(Data excerpts)
☆ ☆ ☆

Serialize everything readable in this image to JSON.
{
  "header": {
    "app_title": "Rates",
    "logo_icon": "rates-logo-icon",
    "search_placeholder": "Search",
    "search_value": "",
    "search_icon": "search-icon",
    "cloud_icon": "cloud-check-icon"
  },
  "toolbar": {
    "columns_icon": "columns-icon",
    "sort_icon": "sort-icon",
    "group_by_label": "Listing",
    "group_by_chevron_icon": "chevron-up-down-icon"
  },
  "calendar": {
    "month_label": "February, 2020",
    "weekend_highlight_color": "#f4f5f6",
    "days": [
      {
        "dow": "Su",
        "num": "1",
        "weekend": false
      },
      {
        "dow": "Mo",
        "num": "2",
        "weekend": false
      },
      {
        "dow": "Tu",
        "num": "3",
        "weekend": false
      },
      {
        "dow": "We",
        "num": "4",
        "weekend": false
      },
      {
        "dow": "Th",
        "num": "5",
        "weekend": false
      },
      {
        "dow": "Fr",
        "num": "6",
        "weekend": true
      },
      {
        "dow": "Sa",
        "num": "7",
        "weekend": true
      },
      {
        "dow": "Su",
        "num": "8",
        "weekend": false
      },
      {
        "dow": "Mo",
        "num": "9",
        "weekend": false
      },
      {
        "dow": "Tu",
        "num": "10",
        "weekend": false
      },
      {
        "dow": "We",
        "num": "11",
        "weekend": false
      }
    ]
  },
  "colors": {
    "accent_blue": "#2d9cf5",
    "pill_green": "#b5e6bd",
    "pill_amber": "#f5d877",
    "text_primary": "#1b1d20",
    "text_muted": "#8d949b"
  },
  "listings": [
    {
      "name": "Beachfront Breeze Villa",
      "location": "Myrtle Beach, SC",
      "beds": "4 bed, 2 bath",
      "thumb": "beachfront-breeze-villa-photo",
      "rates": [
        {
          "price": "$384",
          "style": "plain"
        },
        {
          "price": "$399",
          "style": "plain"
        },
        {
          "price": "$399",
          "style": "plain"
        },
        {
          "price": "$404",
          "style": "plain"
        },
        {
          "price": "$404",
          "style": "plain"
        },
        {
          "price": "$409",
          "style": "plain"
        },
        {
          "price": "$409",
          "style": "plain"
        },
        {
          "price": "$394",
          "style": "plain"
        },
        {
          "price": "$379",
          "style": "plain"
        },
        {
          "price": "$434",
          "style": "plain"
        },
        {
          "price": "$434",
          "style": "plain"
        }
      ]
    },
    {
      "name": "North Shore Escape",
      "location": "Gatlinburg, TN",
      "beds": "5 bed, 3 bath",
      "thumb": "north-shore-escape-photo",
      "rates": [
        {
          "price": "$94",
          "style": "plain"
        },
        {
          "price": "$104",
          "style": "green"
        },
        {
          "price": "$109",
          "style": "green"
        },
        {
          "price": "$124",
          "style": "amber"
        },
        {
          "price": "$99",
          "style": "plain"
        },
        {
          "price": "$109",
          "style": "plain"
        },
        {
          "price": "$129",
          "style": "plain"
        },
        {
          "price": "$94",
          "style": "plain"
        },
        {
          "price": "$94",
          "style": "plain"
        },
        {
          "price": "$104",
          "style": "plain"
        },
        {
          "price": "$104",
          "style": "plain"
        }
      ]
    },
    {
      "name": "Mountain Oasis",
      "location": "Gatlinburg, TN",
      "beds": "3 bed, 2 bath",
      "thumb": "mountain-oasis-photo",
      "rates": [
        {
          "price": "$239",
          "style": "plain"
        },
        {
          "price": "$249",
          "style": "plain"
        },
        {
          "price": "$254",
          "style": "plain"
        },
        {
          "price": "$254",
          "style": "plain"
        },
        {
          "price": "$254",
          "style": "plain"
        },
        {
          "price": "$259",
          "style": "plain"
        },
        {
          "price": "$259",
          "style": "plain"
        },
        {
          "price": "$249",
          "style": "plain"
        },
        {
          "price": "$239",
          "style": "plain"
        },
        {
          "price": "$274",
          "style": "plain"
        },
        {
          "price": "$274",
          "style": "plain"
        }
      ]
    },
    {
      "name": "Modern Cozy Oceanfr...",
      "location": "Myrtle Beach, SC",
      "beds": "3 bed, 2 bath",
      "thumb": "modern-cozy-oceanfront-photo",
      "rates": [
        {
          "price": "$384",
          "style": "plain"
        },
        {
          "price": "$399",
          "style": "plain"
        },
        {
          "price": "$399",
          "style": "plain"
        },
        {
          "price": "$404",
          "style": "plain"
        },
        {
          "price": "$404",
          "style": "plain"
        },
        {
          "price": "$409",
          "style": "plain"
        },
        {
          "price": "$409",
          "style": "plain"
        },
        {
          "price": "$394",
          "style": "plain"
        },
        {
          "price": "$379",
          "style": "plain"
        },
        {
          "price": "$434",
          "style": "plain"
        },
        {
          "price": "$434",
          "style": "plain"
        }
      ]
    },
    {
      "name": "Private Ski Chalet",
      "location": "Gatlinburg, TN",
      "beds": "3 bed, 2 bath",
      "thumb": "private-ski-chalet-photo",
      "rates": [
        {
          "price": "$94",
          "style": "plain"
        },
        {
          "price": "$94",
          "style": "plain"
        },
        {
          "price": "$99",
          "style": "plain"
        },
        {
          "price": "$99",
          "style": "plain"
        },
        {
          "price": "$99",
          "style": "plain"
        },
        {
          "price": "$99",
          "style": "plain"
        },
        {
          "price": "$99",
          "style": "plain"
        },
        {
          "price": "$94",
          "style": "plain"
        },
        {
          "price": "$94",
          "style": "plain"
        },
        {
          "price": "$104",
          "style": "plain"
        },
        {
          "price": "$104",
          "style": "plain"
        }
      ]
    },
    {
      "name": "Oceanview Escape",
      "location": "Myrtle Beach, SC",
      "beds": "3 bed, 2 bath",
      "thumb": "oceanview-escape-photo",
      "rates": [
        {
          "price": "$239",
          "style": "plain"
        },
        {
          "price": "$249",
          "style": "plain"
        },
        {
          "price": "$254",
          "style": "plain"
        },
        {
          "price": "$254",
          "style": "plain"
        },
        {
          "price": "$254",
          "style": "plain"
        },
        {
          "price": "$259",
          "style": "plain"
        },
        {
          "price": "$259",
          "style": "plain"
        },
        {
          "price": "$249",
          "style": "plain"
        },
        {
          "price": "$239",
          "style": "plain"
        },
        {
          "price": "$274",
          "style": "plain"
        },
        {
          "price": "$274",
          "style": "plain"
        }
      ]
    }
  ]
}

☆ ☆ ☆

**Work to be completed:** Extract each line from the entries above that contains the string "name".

**Task answer:**
      "name": "Beachfront Breeze Villa",
      "name": "North Shore Escape",
      "name": "Mountain Oasis",
      "name": "Modern Cozy Oceanfr...",
      "name": "Private Ski Chalet",
      "name": "Oceanview Escape",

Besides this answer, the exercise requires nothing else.